Assignment
In the entries below, count each line where "Heart" appears. Give the total and nothing more.

Dataset rows for apps and sites
/---

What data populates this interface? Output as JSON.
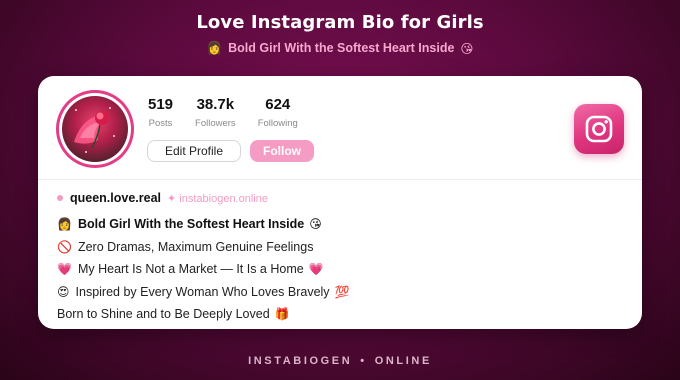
{
  "header": {
    "title": "Love Instagram Bio for Girls",
    "subtitle": "Bold Girl With the Softest Heart Inside",
    "subtitle_icon_before": "👩",
    "subtitle_icon_after": "😘"
  },
  "profile": {
    "avatar_icon": "rose-photo",
    "stats": [
      {
        "value": "519",
        "label": "Posts"
      },
      {
        "value": "38.7k",
        "label": "Followers"
      },
      {
        "value": "624",
        "label": "Following"
      }
    ],
    "edit_button": "Edit Profile",
    "follow_button": "Follow",
    "logo_icon": "instagram-icon"
  },
  "bio": {
    "username": "queen.love.real",
    "site": "✦ instabiogen.online",
    "lines": [
      {
        "icon": "👩",
        "text": "Bold Girl With the Softest Heart Inside",
        "icon_after": "😘"
      },
      {
        "icon": "🚫",
        "text": "Zero Dramas, Maximum Genuine Feelings",
        "icon_after": ""
      },
      {
        "icon": "💗",
        "text": "My Heart Is Not a Market — It Is a Home",
        "icon_after": "💗"
      },
      {
        "icon": "😍",
        "text": "Inspired by Every Woman Who Loves Bravely",
        "icon_after": "💯"
      },
      {
        "icon": "",
        "text": "Born to Shine and to Be Deeply Loved",
        "icon_after": "🎁"
      }
    ]
  },
  "footer": {
    "left": "INSTABIOGEN",
    "separator": "•",
    "right": "ONLINE"
  },
  "colors": {
    "background": "#5c0a3e",
    "accent_pink": "#f49cc4",
    "ring_pink": "#e23d86"
  }
}
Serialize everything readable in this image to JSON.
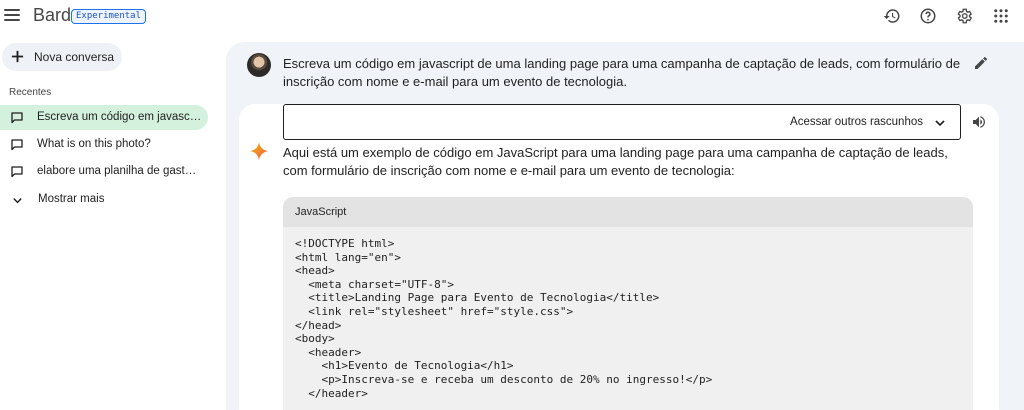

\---

Solution
3